Easter 2
I like how Thomas gets fully involved in examining Jesus
John 20:19-23

How did you come to Easter?

John tells us the Easter story through three very different sets of eyes. Peter, Mary, and John represent three people who come to accept that Jesus is alive via three very different routes. As we look at each one try to find the one aligns that best tells your own faith journey.

Easter Morning
Demons flee and Christ is triumphant -- but this is what the artist sees
John 20:1-18

Being Judas

If you read John chapters 12 - 13 and Matthew 26 together, you get a much fuller picture of Judas. It’s almost too good of a snapshot for Judas’ motives and ours line up. Judas values money, security, and always being seen to do the right thing. Hey, those are my values too.
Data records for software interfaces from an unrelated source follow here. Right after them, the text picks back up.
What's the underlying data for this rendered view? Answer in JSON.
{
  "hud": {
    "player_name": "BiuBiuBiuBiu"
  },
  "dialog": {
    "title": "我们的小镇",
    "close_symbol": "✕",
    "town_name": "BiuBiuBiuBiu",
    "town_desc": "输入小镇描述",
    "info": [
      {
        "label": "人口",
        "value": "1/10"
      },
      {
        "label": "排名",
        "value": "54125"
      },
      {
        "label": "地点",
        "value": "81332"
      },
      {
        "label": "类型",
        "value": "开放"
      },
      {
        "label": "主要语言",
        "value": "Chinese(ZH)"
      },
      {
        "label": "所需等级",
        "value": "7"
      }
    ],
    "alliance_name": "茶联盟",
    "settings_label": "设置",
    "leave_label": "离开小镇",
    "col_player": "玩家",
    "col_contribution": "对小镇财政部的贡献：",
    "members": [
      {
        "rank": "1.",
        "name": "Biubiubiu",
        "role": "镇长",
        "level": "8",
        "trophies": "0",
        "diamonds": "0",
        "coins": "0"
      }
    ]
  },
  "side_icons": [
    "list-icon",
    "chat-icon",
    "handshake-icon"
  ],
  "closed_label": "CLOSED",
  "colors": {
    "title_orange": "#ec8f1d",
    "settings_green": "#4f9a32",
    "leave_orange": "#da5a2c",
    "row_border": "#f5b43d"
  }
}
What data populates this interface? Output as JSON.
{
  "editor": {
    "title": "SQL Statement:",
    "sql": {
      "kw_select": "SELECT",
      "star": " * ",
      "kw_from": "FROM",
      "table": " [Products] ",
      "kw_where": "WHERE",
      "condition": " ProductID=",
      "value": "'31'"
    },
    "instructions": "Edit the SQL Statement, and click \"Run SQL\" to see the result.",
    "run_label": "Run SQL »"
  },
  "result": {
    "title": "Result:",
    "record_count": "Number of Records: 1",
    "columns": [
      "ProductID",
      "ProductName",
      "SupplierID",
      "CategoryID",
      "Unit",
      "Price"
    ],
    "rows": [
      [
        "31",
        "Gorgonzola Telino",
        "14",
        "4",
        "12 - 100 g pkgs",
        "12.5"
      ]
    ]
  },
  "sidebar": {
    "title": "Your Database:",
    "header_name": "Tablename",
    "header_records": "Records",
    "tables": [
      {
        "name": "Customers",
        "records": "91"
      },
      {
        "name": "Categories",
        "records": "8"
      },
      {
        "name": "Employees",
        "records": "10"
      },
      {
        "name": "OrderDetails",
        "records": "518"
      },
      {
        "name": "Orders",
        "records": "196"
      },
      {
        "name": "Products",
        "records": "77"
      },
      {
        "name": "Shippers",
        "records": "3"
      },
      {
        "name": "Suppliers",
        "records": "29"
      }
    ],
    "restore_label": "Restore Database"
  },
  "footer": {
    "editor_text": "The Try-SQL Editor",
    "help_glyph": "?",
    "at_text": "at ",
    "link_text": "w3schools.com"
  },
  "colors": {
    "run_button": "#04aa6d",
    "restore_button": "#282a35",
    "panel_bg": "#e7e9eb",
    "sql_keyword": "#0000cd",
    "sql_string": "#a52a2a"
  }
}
Judas was at the last supper, waiting...
Matthew 26:14-30
John 12 - 13

Friendship and Risk

Jesus is friends with Martha, Mary, and Lazarus. It is a relationship that exceeds the one he has with the twelve disciples. The intimate phrase that Martha uses when she calls Jesus to come to Bethany is “the one whom you love…” The disciples don’t question Jesus’ love for Lazarus.

Lent 5
Jesus wept for his friend
John 11:1-45

Pages

Subscribe to Weekly Word Blog